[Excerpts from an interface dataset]

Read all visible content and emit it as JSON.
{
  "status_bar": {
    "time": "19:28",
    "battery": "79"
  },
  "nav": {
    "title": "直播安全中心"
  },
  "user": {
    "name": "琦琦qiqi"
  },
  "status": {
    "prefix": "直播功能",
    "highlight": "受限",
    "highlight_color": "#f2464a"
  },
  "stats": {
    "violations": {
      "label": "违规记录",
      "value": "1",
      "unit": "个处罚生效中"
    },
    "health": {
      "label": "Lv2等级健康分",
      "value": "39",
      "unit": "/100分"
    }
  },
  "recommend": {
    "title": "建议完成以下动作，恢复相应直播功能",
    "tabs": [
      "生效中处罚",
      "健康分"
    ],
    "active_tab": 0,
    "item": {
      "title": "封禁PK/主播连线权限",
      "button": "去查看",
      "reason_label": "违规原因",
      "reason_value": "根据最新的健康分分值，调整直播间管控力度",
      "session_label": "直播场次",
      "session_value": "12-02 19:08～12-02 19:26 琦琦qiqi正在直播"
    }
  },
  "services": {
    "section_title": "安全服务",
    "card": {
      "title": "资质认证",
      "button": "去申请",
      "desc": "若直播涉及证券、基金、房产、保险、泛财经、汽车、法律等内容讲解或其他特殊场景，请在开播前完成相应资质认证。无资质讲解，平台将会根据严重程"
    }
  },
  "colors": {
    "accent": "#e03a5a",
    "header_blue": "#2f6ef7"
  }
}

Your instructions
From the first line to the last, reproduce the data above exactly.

Written answer
Read all visible content and emit it as JSON.
{
  "status_bar": {
    "time": "19:28",
    "battery": "79"
  },
  "nav": {
    "title": "直播安全中心"
  },
  "user": {
    "name": "琦琦qiqi"
  },
  "status": {
    "prefix": "直播功能",
    "highlight": "受限",
    "highlight_color": "#f2464a"
  },
  "stats": {
    "violations": {
      "label": "违规记录",
      "value": "1",
      "unit": "个处罚生效中"
    },
    "health": {
      "label": "Lv2等级健康分",
      "value": "39",
      "unit": "/100分"
    }
  },
  "recommend": {
    "title": "建议完成以下动作，恢复相应直播功能",
    "tabs": [
      "生效中处罚",
      "健康分"
    ],
    "active_tab": 0,
    "item": {
      "title": "封禁PK/主播连线权限",
      "button": "去查看",
      "reason_label": "违规原因",
      "reason_value": "根据最新的健康分分值，调整直播间管控力度",
      "session_label": "直播场次",
      "session_value": "12-02 19:08～12-02 19:26 琦琦qiqi正在直播"
    }
  },
  "services": {
    "section_title": "安全服务",
    "card": {
      "title": "资质认证",
      "button": "去申请",
      "desc": "若直播涉及证券、基金、房产、保险、泛财经、汽车、法律等内容讲解或其他特殊场景，请在开播前完成相应资质认证。无资质讲解，平台将会根据严重程"
    }
  },
  "colors": {
    "accent": "#e03a5a",
    "header_blue": "#2f6ef7"
  }
}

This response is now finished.